You want to leave
End your tenancy by doing one of the following. (A head-tenant should consider their obligations to any sub-tenant/s, boarder/s or lodger/s.)
Note: If you give a termination notice (see Factsheet 09: You want to leave) you can leave at any time before the date in the notice but you may still have to pay rent until the end of the notice period.
Exclude the head-tenant by a final AVO
Sub-tenant or boarder/lodger: If a final AVO is made that excludes the head-tenant from the premises and terminates their tenancy, your tenancy or agreement will also terminate.
Give a termination notice during fixed term
Co-tenant or head-tenant: (The perpetrator is excluded by a final AVO during your fixed-term tenancy agreement.) Give your landlord a 14-day termination notice.

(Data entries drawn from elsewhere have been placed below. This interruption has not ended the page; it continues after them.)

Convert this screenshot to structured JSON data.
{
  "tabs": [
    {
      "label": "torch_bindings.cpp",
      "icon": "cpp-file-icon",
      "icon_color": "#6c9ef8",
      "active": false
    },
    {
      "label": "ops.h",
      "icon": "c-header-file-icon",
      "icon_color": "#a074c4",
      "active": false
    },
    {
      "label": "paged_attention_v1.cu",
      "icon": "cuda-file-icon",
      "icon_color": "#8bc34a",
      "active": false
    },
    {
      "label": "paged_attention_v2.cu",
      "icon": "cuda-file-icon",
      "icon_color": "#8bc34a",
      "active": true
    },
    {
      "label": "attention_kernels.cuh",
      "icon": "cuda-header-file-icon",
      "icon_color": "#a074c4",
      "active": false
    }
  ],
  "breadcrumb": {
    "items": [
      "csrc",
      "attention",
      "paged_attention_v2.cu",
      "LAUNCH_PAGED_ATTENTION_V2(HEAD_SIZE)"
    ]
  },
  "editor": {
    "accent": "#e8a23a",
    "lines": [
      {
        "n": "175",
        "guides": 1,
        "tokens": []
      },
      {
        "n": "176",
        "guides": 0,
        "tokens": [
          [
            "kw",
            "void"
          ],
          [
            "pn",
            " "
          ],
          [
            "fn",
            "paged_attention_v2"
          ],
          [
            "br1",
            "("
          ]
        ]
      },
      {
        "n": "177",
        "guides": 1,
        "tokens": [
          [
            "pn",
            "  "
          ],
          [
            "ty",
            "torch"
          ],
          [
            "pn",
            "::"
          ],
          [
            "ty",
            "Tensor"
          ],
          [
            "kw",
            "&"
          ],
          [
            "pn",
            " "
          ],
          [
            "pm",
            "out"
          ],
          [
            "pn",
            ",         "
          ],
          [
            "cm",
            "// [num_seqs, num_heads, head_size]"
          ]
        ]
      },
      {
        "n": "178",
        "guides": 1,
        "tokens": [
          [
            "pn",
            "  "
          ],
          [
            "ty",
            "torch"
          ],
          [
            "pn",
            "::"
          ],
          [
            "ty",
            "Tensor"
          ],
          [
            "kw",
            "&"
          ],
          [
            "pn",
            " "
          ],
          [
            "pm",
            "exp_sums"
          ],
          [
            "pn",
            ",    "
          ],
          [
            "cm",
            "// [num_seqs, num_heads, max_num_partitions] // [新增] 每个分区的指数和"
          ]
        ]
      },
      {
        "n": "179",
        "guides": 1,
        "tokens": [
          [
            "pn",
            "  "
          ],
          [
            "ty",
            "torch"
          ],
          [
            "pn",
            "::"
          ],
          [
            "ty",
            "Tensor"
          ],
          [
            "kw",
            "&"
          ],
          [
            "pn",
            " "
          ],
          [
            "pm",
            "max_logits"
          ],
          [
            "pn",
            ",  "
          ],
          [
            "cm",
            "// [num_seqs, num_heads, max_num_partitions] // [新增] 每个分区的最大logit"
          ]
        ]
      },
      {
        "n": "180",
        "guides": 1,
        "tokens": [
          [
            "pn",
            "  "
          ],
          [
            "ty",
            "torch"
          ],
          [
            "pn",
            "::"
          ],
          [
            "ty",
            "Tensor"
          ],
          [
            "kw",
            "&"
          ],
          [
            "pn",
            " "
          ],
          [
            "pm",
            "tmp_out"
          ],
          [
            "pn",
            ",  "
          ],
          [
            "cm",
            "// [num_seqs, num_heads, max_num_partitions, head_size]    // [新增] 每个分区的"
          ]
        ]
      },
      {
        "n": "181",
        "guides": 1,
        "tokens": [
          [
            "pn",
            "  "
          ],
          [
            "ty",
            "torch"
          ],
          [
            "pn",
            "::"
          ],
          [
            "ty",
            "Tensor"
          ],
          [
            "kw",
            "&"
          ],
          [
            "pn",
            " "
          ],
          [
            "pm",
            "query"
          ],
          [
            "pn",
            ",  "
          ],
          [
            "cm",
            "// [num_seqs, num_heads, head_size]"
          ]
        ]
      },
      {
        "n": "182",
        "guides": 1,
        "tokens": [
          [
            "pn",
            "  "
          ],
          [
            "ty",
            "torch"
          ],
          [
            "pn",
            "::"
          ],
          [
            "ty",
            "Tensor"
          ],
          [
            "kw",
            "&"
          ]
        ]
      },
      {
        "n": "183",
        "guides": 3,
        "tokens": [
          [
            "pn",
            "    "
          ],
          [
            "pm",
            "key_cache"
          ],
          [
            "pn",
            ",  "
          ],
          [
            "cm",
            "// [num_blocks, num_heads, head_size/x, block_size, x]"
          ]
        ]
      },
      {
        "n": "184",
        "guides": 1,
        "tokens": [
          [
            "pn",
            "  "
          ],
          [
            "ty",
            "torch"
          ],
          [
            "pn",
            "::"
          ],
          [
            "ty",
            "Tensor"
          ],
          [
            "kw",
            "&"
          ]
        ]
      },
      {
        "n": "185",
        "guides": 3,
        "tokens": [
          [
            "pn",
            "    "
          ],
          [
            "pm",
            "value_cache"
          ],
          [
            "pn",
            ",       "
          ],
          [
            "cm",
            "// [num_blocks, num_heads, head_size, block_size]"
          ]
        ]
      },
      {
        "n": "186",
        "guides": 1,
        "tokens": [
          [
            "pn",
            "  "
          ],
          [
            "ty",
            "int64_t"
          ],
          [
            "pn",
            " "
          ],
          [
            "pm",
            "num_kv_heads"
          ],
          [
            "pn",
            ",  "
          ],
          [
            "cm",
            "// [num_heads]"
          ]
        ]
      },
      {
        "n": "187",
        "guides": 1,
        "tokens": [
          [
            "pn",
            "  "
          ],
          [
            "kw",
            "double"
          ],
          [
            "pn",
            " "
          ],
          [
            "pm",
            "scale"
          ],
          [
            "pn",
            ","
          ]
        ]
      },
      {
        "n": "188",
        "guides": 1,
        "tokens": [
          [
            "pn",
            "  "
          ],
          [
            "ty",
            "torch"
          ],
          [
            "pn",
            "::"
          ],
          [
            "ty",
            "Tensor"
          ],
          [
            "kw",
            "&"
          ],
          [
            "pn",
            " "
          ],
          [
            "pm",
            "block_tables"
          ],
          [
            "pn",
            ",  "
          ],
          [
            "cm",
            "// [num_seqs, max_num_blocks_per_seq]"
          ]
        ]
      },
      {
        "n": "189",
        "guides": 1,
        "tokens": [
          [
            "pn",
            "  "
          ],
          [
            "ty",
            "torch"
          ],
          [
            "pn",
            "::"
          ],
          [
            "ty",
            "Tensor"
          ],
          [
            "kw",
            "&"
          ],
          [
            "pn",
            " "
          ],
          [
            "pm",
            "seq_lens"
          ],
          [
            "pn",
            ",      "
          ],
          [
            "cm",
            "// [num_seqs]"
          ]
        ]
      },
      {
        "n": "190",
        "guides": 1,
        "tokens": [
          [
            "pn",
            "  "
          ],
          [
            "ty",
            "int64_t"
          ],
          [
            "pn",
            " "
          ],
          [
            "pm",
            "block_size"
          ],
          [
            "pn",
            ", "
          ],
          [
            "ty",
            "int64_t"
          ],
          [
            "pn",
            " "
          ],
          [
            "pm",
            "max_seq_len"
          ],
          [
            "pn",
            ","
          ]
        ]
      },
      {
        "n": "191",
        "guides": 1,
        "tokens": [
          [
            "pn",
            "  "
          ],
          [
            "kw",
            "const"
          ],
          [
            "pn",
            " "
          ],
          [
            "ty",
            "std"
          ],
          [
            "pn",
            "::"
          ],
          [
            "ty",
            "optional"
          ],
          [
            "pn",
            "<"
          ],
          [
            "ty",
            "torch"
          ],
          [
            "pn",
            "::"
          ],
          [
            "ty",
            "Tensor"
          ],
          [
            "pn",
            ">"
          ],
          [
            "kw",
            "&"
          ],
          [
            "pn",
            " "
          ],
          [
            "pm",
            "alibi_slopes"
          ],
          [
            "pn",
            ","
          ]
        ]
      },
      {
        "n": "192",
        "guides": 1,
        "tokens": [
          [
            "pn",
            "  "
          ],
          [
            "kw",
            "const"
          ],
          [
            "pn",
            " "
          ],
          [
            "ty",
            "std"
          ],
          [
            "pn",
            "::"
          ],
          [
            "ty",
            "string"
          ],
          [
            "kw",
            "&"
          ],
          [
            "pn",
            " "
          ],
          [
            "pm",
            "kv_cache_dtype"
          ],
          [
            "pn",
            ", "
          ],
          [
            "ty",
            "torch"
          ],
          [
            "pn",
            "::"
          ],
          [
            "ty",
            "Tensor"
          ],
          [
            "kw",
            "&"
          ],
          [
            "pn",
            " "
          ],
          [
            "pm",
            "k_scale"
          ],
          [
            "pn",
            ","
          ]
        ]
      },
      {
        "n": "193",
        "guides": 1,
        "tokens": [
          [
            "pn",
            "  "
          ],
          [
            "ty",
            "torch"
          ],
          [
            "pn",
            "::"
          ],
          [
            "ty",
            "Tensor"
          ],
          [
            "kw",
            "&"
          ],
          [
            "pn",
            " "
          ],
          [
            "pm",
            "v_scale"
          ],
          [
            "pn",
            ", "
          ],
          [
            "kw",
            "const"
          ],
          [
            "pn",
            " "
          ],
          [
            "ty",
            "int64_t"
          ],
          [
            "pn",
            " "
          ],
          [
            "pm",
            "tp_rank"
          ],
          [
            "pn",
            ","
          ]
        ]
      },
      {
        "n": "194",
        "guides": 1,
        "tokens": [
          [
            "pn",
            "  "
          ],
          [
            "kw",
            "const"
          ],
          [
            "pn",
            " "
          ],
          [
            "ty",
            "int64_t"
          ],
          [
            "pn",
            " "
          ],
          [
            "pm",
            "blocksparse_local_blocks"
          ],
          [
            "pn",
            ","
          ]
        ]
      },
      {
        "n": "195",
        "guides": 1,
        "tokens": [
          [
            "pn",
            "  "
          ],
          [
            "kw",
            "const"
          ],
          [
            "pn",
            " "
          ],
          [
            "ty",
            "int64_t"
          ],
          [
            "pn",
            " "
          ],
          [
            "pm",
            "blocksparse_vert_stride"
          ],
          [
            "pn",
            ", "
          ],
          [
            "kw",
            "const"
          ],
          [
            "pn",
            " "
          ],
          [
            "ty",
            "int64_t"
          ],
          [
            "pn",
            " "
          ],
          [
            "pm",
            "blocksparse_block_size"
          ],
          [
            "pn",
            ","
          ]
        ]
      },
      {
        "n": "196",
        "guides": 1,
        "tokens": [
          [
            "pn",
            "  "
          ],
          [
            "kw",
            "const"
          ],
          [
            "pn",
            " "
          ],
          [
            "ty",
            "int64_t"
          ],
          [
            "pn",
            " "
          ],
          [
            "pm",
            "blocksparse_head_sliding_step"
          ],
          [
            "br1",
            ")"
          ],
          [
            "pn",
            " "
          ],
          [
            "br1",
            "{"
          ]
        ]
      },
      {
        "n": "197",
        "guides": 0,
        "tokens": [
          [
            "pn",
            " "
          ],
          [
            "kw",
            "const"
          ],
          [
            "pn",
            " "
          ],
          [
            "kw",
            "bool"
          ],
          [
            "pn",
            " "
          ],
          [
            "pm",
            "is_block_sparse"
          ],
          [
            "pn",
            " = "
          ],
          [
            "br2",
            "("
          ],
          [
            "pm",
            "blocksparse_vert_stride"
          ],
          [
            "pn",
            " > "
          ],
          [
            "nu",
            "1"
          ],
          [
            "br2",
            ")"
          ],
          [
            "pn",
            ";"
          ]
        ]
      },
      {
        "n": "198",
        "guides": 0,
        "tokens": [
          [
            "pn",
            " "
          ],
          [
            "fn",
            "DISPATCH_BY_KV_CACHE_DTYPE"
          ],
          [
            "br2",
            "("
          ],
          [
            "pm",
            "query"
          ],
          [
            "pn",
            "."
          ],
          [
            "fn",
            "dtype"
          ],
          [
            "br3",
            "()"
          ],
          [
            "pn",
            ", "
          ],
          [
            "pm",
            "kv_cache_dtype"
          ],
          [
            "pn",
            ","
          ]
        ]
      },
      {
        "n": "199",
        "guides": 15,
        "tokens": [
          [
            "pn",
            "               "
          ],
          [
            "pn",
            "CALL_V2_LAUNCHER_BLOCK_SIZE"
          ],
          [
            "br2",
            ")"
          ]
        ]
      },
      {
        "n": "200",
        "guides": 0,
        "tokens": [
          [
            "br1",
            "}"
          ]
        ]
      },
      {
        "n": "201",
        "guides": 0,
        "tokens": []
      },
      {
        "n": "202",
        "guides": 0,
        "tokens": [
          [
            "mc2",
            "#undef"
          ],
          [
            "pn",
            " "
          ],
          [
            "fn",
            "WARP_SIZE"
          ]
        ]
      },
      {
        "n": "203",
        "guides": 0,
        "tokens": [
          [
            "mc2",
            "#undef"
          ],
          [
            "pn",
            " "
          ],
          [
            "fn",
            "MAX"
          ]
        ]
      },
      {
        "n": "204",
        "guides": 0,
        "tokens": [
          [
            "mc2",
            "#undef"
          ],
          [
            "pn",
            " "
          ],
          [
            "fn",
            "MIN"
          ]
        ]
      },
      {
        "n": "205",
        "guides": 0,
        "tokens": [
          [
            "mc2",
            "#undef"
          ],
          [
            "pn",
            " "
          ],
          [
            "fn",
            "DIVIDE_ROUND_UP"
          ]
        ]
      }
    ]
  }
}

You will not have to compensate them for ending the tenancy early.
Give a termination notice without ground
Head-tenant or sub-tenant: Give your landlord/head-tenant a termination notice of 14 days at the end of a fixed-term agreement or 21 days during a periodic agreement.
Co-tenant: Give your landlord and other co-tenant/s a 21-day termination notice during a periodic agreement.
Boarder/lodger: Give your landlord notice to leave according to your agreement.
Give a termination notice for breach
Sub-tenant: Give the head-tenant a 14-day termination notice for breach of your tenancy agreement. If the perpetrator is:
head-tenant – Give notice on the ground that the head-tenant has caused interference with your ‘reasonable peace, comfort and privacy’.
another occupant – Give notice on the ground that the head-tenant has permitted interference with your ‘reasonable peace, comfort and privacy’.
Transfer your tenancy
Co-tenant, head-tenant or sub-tenant: Ask for your landlord’s/head-tenant’s written consent to transfer your tenancy to someone else (see Factsheet 18: Transfer and sub-letting).
Apply to NCAT for a termination order
Co-tenant: Apply to NCAT for an order terminating your tenancy. NCAT will consider ‘the special circumstances of the case’ when deciding whether to make the order.
Head-tenant or sub-tenant: Apply to NCAT for an order terminating your tenancy because you would suffer undue hardship if the tenancy continued. (You may have to compensate your landlord however.)
Contacts and further information
The information in this factsheet:
• is intended as guide to the law and should not be used as a substitute for legal advice
• applies to people who live in, or are affected by, the law as it applies in New South Wales, Australia.
© Tenants' Union of NSW